Welcome to the first blog post of 2019!
It’s the time of year when people are talking about their New Year’s Resolutions.
So, to help you talk about these decisions, this weeks Vocabulary Monday post is all about language connected to decisions.
In the above image there is the obvious verb and it’s forms. However, there are many other collocations and expressions that are used when talking about decisions.
To say that we have decided something we can also say that we have taken or made a decision. The phrasal verb ‘to make up your mind‘ about something also has the same, but slightly less formal, meaning.
‘I’ve made up my mind, I’m going to eat the cheese cake.’
To arrive at or reach a decision to do something also says that a decision has been made. However, these collocations suggest more complex, less instant, processes or negotiations were involved.

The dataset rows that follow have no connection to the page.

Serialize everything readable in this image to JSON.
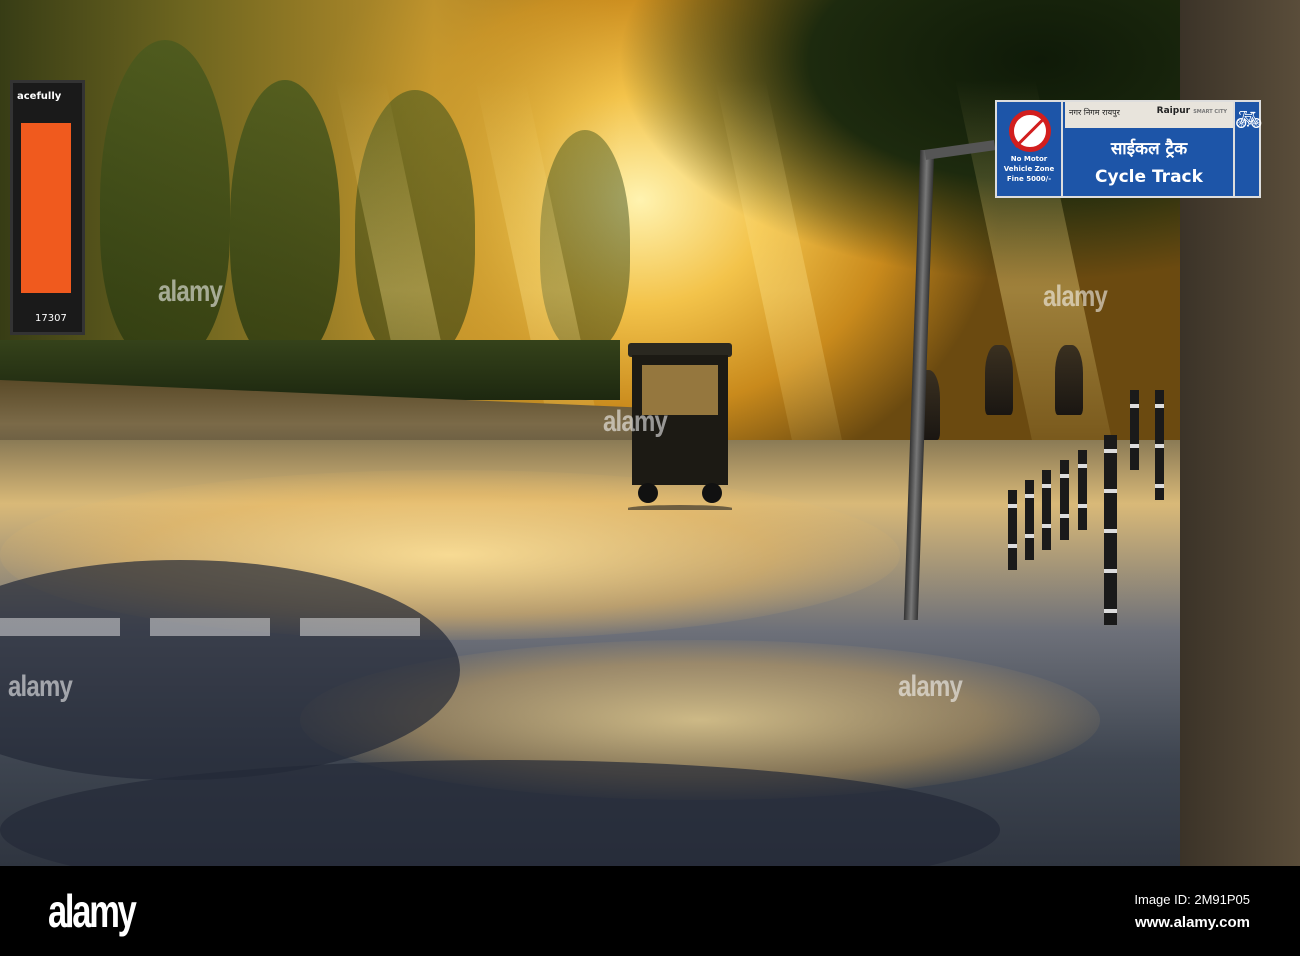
{
  "sign": {
    "header_hindi": "नगर निगम रायपुर",
    "brand": "Raipur",
    "brand_sub": "SMART CITY",
    "title_hindi": "साईकल ट्रैक",
    "title_english": "Cycle Track",
    "notice_lines": [
      "No Motor",
      "Vehicle Zone",
      "Fine 5000/-"
    ]
  },
  "billboard": {
    "text": "acefully",
    "number": "17307"
  },
  "watermark": "alamy",
  "footer": {
    "logo": "alamy",
    "image_id": "Image ID: 2M91P05",
    "url": "www.alamy.com"
  }
}
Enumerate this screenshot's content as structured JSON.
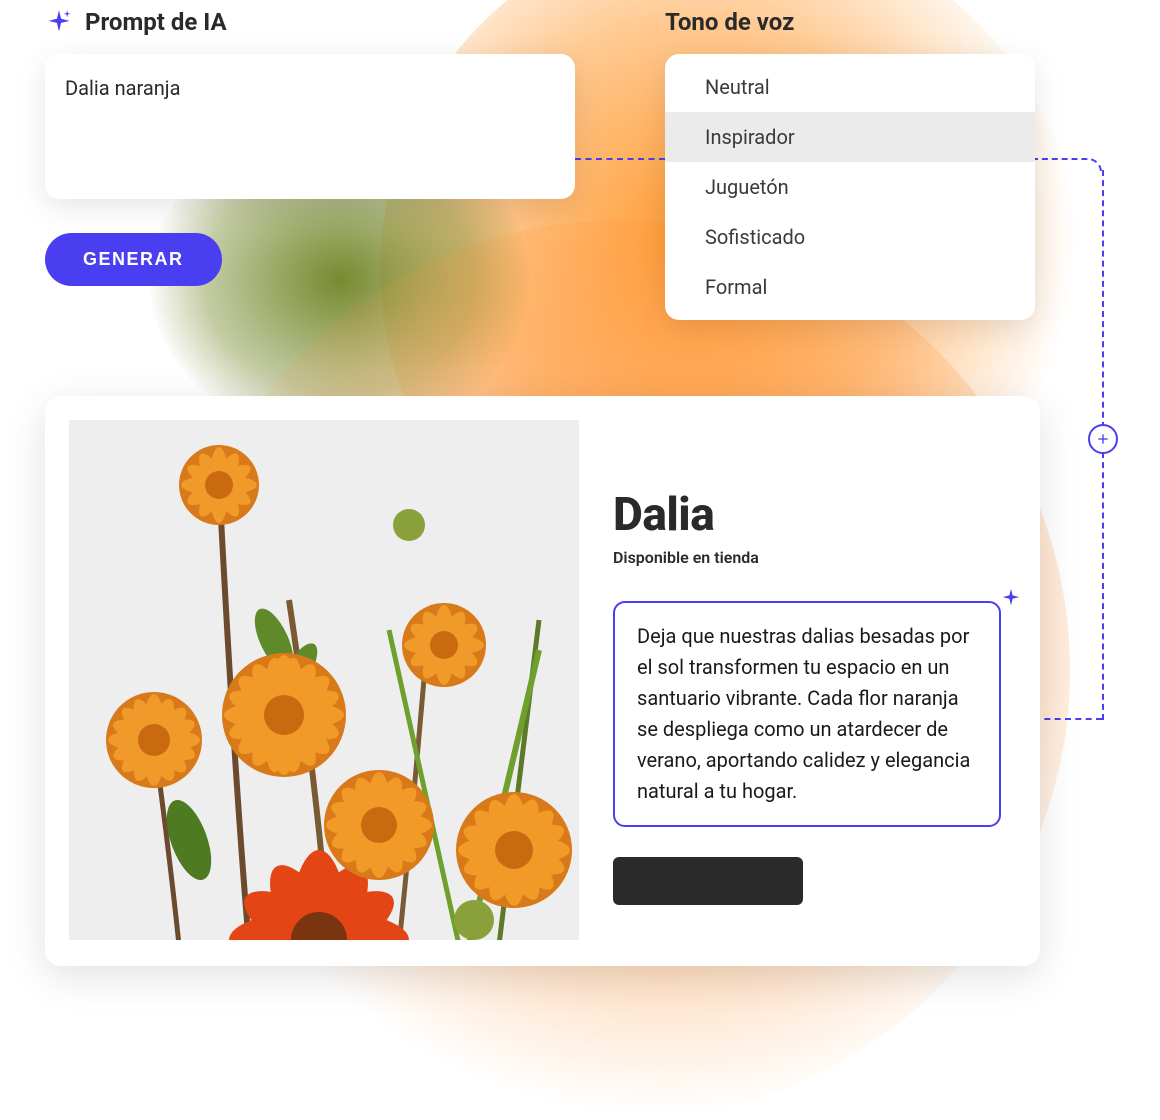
{
  "prompt": {
    "label": "Prompt de IA",
    "value": "Dalia naranja",
    "generate_label": "GENERAR"
  },
  "tone": {
    "label": "Tono de voz",
    "options": [
      "Neutral",
      "Inspirador",
      "Juguetón",
      "Sofisticado",
      "Formal"
    ],
    "selected_index": 1
  },
  "preview": {
    "product_title": "Dalia",
    "product_subtitle": "Disponible en tienda",
    "description": "Deja que nuestras dalias besadas por el sol transformen tu espacio en un santuario vibrante. Cada flor naranja se despliega como un atardecer de verano, aportando calidez y elegancia natural a tu hogar."
  },
  "colors": {
    "accent": "#4a3ff0"
  }
}
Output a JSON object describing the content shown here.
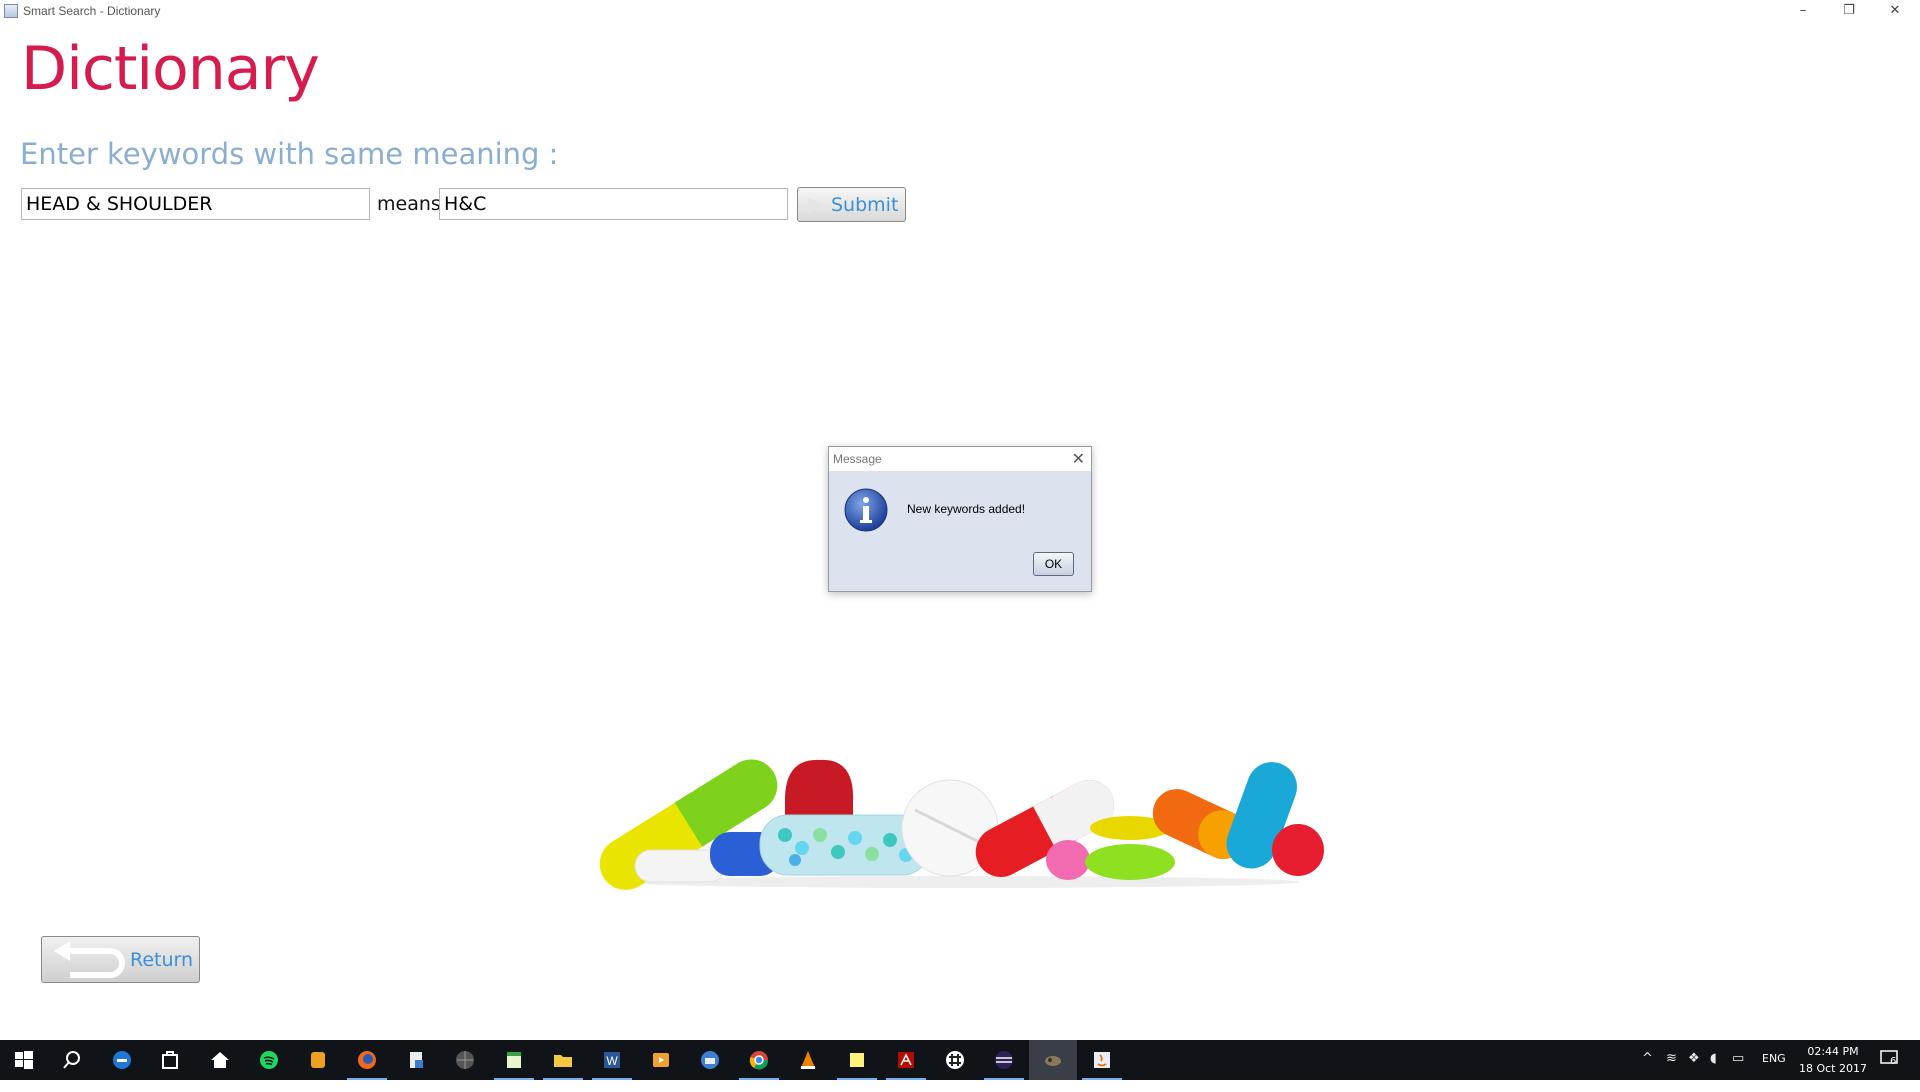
{
  "window": {
    "title": "Smart Search - Dictionary",
    "minimize_glyph": "–",
    "maximize_glyph": "❐",
    "close_glyph": "✕"
  },
  "page": {
    "heading": "Dictionary",
    "subheading": "Enter keywords with same meaning :",
    "keyword_value": "HEAD & SHOULDER",
    "means_label": "means",
    "meaning_value": "H&C",
    "submit_label": "Submit",
    "return_label": "Return"
  },
  "dialog": {
    "title": "Message",
    "close_glyph": "✕",
    "message": "New keywords added!",
    "ok_label": "OK"
  },
  "taskbar": {
    "icons": [
      "windows-start-icon",
      "search-icon",
      "edge-icon",
      "store-icon",
      "home-icon",
      "spotify-icon",
      "app-icon",
      "firefox-icon",
      "file-icon",
      "globe-icon",
      "notepad-icon",
      "file-explorer-icon",
      "word-icon",
      "media-player-icon",
      "thunderbird-icon",
      "chrome-icon",
      "vlc-icon",
      "sticky-notes-icon",
      "acrobat-icon",
      "slack-icon",
      "eclipse-icon",
      "game-icon",
      "java-icon"
    ],
    "language": "ENG",
    "time": "02:44 PM",
    "date": "18 Oct 2017",
    "notification_count": "6"
  },
  "colors": {
    "heading": "#d61b4f",
    "subheading": "#8aaed0",
    "button_text": "#3a8fd8",
    "taskbar": "#101317"
  }
}
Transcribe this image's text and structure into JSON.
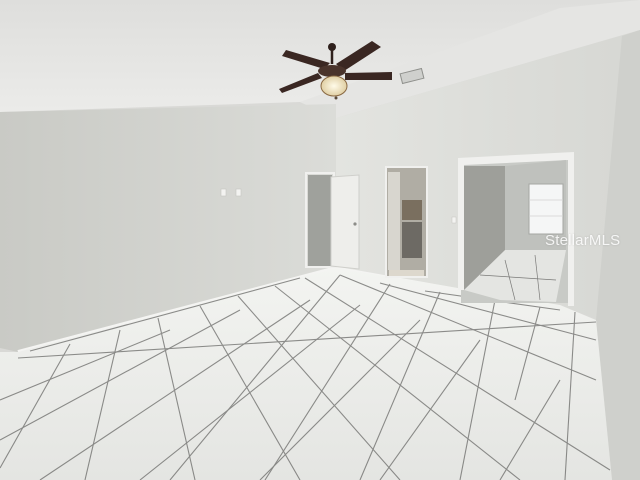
{
  "photo": {
    "watermark": "StellarMLS",
    "icons": [
      "ceiling-fan-icon"
    ],
    "colors": {
      "ceiling": "#e6e6e4",
      "wall_left": "#d3d4cf",
      "wall_right": "#e0e1dd",
      "floor": "#ecedea",
      "grout": "#5c5c5c",
      "door_dark": "#9fa19c",
      "fan_blade": "#3a2722",
      "fan_light": "#f2e9d2"
    }
  }
}
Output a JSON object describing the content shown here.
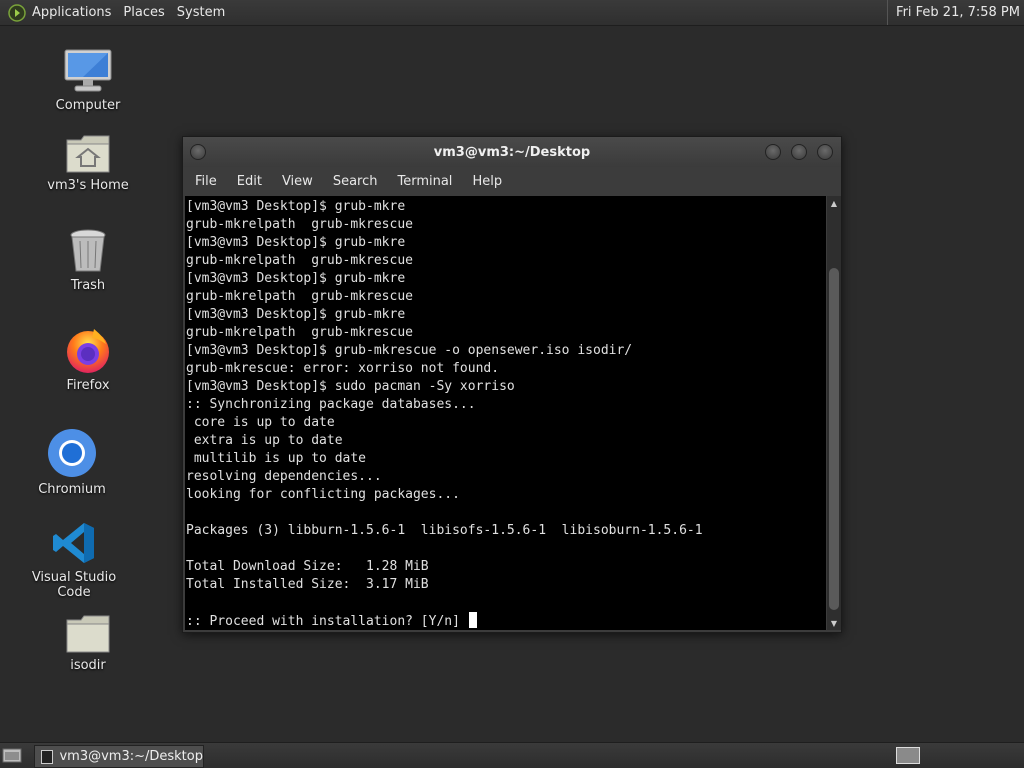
{
  "top_panel": {
    "menus": [
      "Applications",
      "Places",
      "System"
    ],
    "clock": "Fri Feb 21,  7:58 PM"
  },
  "desktop_icons": [
    {
      "label": "Computer",
      "icon": "computer-icon"
    },
    {
      "label": "vm3's Home",
      "icon": "home-folder-icon"
    },
    {
      "label": "Trash",
      "icon": "trash-icon"
    },
    {
      "label": "Firefox",
      "icon": "firefox-icon"
    },
    {
      "label": "Chromium",
      "icon": "chromium-icon"
    },
    {
      "label": "Visual Studio Code",
      "icon": "vscode-icon"
    },
    {
      "label": "isodir",
      "icon": "folder-icon"
    }
  ],
  "terminal": {
    "title": "vm3@vm3:~/Desktop",
    "menu": [
      "File",
      "Edit",
      "View",
      "Search",
      "Terminal",
      "Help"
    ],
    "lines": [
      "[vm3@vm3 Desktop]$ grub-mkre",
      "grub-mkrelpath  grub-mkrescue",
      "[vm3@vm3 Desktop]$ grub-mkre",
      "grub-mkrelpath  grub-mkrescue",
      "[vm3@vm3 Desktop]$ grub-mkre",
      "grub-mkrelpath  grub-mkrescue",
      "[vm3@vm3 Desktop]$ grub-mkre",
      "grub-mkrelpath  grub-mkrescue",
      "[vm3@vm3 Desktop]$ grub-mkrescue -o opensewer.iso isodir/",
      "grub-mkrescue: error: xorriso not found.",
      "[vm3@vm3 Desktop]$ sudo pacman -Sy xorriso",
      ":: Synchronizing package databases...",
      " core is up to date",
      " extra is up to date",
      " multilib is up to date",
      "resolving dependencies...",
      "looking for conflicting packages...",
      "",
      "Packages (3) libburn-1.5.6-1  libisofs-1.5.6-1  libisoburn-1.5.6-1",
      "",
      "Total Download Size:   1.28 MiB",
      "Total Installed Size:  3.17 MiB",
      "",
      ":: Proceed with installation? [Y/n] "
    ]
  },
  "taskbar": {
    "window_button": "vm3@vm3:~/Desktop"
  }
}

‘After many meetings, the company arrived at the decision to close the factory.’
To change a decision
After making up your mind, you might change your mind – change your decision. More formally, we can also say that we are reconsidering something. This means thinking about changing it.
‘Is it too late to change my mind? That chocolate cake looks lovely. I think I’ll have that instead.’
If you go back on a decision, you fail to complete it – and possibly return to the original approach.
‘After the protests, the factory owners went back on their decision to close the factory. They’re now now planning to make it bigger.’
In very formal contexts, such as in legal or government ones, a decision can be overturned or reversed. This is to officially say that the original decision was wrong and to change it.
‘The judge overturned the conviction and released him from jail.’
To not change a decision
If you’re confident in, or want to say you support a decision, then you stand by it. The phrasal verbs stick to, or keep to a decision show that you won’t change it.
‘I understand it’s difficult but I stand by my decision.’
There are many adjectives we can use to describe a decision, here are some examples:
- A right/wrong decision
- A big/tough/tricky/challenging decision = difficult/not easy
- Important/critical decision
- A sensitive/ controversial decision = a decision on a topic that can cause anger or upset
- (Well/un-/badly) Informed decision
- A unanimous decision = everyone agreed completely
- A Strategic decision = involving a plan to achieve something
- A Final decision = one that will not be changed
- A decision for the long-term / short-term = a decision that will last for long into the future or just a short length of time
So, that’s a lot of language connected to decisions. Now you should try to practise some of it.
- Are you a decisive person or do you find it difficult to make up your mind?
- What sensitive decisions are being made by the government at the moment?
- What was the last tricky decision you made? how long did it take to arrive at your decision?
- Are you good at sticking with your decisions or do you often go back on things you’ve decided?